Are any counseling/therapy services covered by health insurance?

Hi all. My wife’s mother died over the summer (traumatic as usual in such cases, worse because it was sudden and we wound up moving back and taking on the burdens of caregiving). It affected my wife profoundly, and stirred up a lot of issues from her youth that she never bothered to deal with. We both would like her to talk to someone about all of it, but we’ve been having a dickens of a time finding counseling/therapy services that are covered by health insurance. Her primary care physician’s large parent group (it’s one of those big-city mega-practices, with specialists in all sorts of fields, their own radiology and testing facilities, multiple locations throughout the metro region, etc.) does not offer such services at all. The only referral she was able to get (from her PCP) does not take insurance. (And now her PCP is leaving her practice and moving to another city, which doesn’t help.)

We’re diligently paying healthcare premiums and would like to use our insurance first, if possible, rather than having to take MORE money out of pocket to pay for these services. So what’s the scoop? Do ANY counselors/therapists take health insurance? Being fortunate enough to have never needed such services before, I’m out of my depth here.

What state are you in and what kind of health plan do you have?

Most licensed therapists (psychologists and licensed social workers) take health insurance at least in Massachusetts. It depends on your state and your specific plan but counseling services are often covered. Sometimes they are required to be by law in states that force physical/mental health parity health coverage.
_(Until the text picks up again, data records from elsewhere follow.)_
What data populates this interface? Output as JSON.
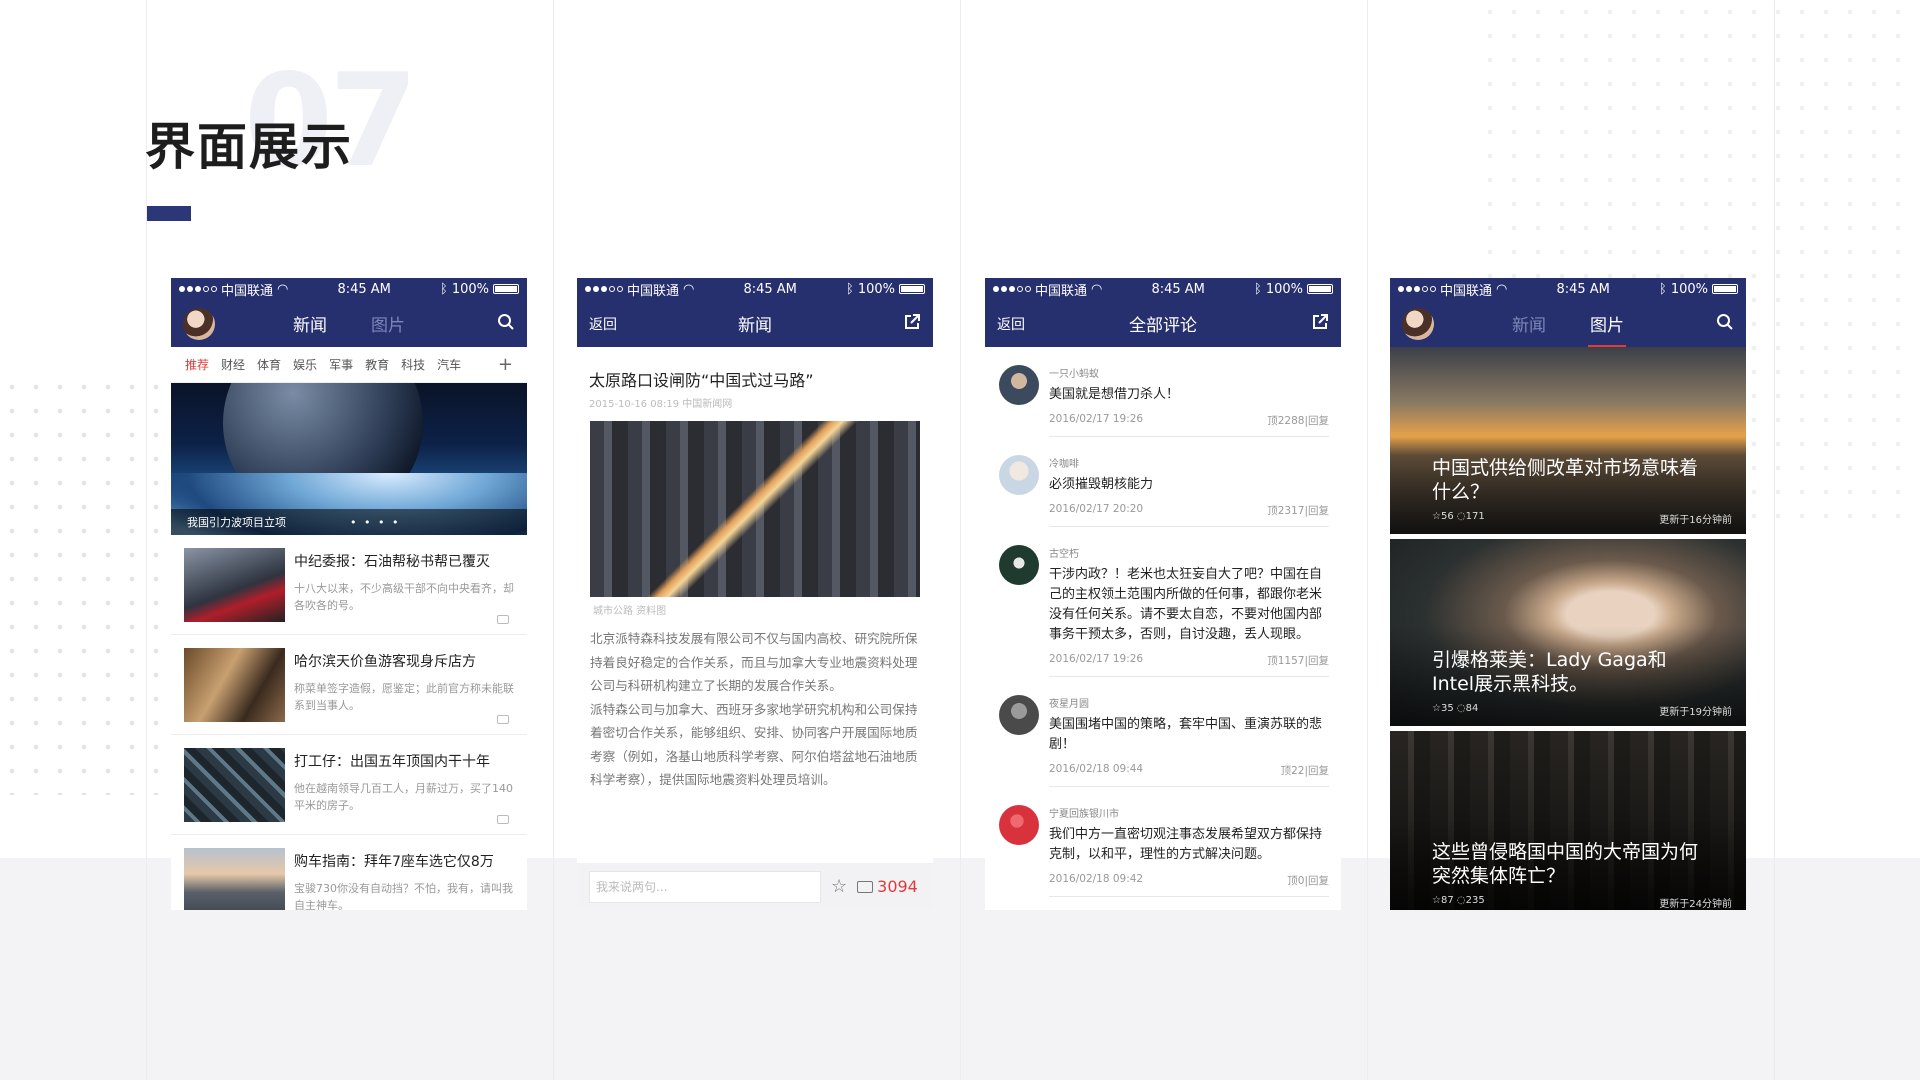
{
  "section": {
    "number": "07",
    "title": "界面展示"
  },
  "status": {
    "carrier": "中国联通",
    "time": "8:45 AM",
    "battery": "100%"
  },
  "phone1": {
    "tabs": [
      "新闻",
      "图片"
    ],
    "categories": [
      "推荐",
      "财经",
      "体育",
      "娱乐",
      "军事",
      "教育",
      "科技",
      "汽车"
    ],
    "plus": "+",
    "banner_caption": "我国引力波项目立项",
    "banner_dots": "• • • •",
    "news": [
      {
        "title": "中纪委报：石油帮秘书帮已覆灭",
        "desc": "十八大以来，不少高级干部不向中央看齐，却各吹各的号。"
      },
      {
        "title": "哈尔滨天价鱼游客现身斥店方",
        "desc": "称菜单签字造假，愿鉴定；此前官方称未能联系到当事人。"
      },
      {
        "title": "打工仔：出国五年顶国内干十年",
        "desc": "他在越南领导几百工人，月薪过万，买了140平米的房子。"
      },
      {
        "title": "购车指南：拜年7座车选它仅8万",
        "desc": "宝骏730你没有自动挡？不怕，我有，请叫我自主神车。"
      }
    ]
  },
  "phone2": {
    "back": "返回",
    "title": "新闻",
    "article_title": "太原路口设闸防“中国式过马路”",
    "article_meta": "2015-10-16 08:19 中国新闻网",
    "image_caption": "城市公路 资料图",
    "body1": "北京派特森科技发展有限公司不仅与国内高校、研究院所保持着良好稳定的合作关系，而且与加拿大专业地震资料处理公司与科研机构建立了长期的发展合作关系。",
    "body2": "派特森公司与加拿大、西班牙多家地学研究机构和公司保持着密切合作关系，能够组织、安排、协同客户开展国际地质考察（例如，洛基山地质科学考察、阿尔伯塔盆地石油地质科学考察），提供国际地震资料处理员培训。",
    "input_placeholder": "我来说两句...",
    "comment_count": "3094"
  },
  "phone3": {
    "back": "返回",
    "title": "全部评论",
    "comments": [
      {
        "user": "一只小蚂蚁",
        "text": "美国就是想借刀杀人！",
        "time": "2016/02/17 19:26",
        "stats": "顶2288|回复",
        "color": "#3c4a5e"
      },
      {
        "user": "冷咖啡",
        "text": "必须摧毁朝核能力",
        "time": "2016/02/17 20:20",
        "stats": "顶2317|回复",
        "color": "#c9d6e4"
      },
      {
        "user": "古空朽",
        "text": "干涉内政？！老米也太狂妄自大了吧？中国在自己的主权领土范围内所做的任何事，都跟你老米没有任何关系。请不要太自恋，不要对他国内部事务干预太多，否则，自讨没趣，丢人现眼。",
        "time": "2016/02/17 19:26",
        "stats": "顶1157|回复",
        "color": "#1f3a2f"
      },
      {
        "user": "夜星月圆",
        "text": "美国围堵中国的策略，套牢中国、重演苏联的悲剧！",
        "time": "2016/02/18 09:44",
        "stats": "顶22|回复",
        "color": "#5a5a5a"
      },
      {
        "user": "宁夏回族银川市",
        "text": "我们中方一直密切观注事态发展希望双方都保持克制，以和平，理性的方式解决问题。",
        "time": "2016/02/18 09:42",
        "stats": "顶0|回复",
        "color": "#d8323c"
      }
    ]
  },
  "phone4": {
    "tabs": [
      "新闻",
      "图片"
    ],
    "pics": [
      {
        "title": "中国式供给侧改革对市场意味着什么？",
        "stars": "56",
        "comments": "171",
        "updated": "更新于16分钟前"
      },
      {
        "title": "引爆格莱美：Lady Gaga和Intel展示黑科技。",
        "stars": "35",
        "comments": "84",
        "updated": "更新于19分钟前"
      },
      {
        "title": "这些曾侵略国中国的大帝国为何突然集体阵亡？",
        "stars": "87",
        "comments": "235",
        "updated": "更新于24分钟前"
      }
    ]
  },
  "colors": {
    "nav": "#27306e",
    "accent": "#e03a3a",
    "title_bar": "#2c3777"
  }
}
There are other sources of help as well. Employee assistance plans often offer some counseling and they can certainly help you how to find the most affordable coverage for your specific needs.

If money is an issue, some therapists offer sliding scale rates if you ask.

Check out the “Find a Therapist” section at Psychology Today. You can sort results based on what insurance companies the various practitioners accept.

IME, it depends on your insurance. Call your carrier and ask.

Oregon. Lifewise.

The Lifewise webpage has a Find a Doctor page on its member portal. Scroll down to Behavioral Health and search Grief and Loss within x miles of you zipcode.

We’ll check this out. Thanks.

And thanks, Shag and KTK.


Paul Wellstone and Pete Domenici Mental Health Parity and Addiction Equity Act of 2008 (MHPAEA, P.L. 110-343). Your insurance provider will determine how much/many visits.

New Congressional Research report on that act under Obamacare.

Thanks for this, too.

I know that Blue Cross covers counselors. Something like 50% for the first 20 visits. BC also has a list of “preferred providers” who have agreed to charge the amounts allowed. Perhaps your insurance has the same?

This may not be directly relevant to your situation, but many employers that provide health insurance as one of their benefits also provide an Employee Assistance Program as another benefit. EAPs often provide counselors and other psychological services.

This advice is highly specific to the actual plan you’re on, and differs across BCBS subscribers. For example, on my BCBS plan it’s a simple copay, same as a regular physician office visit.

You’re welcome. Seriously, best of luck. I’ve been through the hunt, and even if you ARE covered, it can be difficult finding a provider who’s taking new patients.

My advice based only on my own experience:

  1. Once you’ve got a list from your health plan’s web site, work in groups of 5-6 and leave messages for them all. You’ll go nuts (pardon the pun) if you place one call at a time and wait for a response, only to find out that they’re not accepting patients.

  2. If there’s even a chance in your mind that this will go beyond counseling and into a combination of therapy and medication, try to find a psychiatrist that does both. It’s hard sometimes to find a good psychiatrist that still does 45 minute talking sessions, but it’s so worth it. It cuts down on getting bounced around providers, with one waiting to take action you’ve met with the other. Also, the doctor that is assessing your state of well being will be much more effective when he has the entire picture.

Again, totally IME, and I’ve done it the other way successfully as well. One last thing is when you talk to a provider who can’t take you, ask if they can recommend someone else. Some of them have colleagues right in the practice, or others they’ve been recommended by their patients in the past. You’ll get good leads this way, too.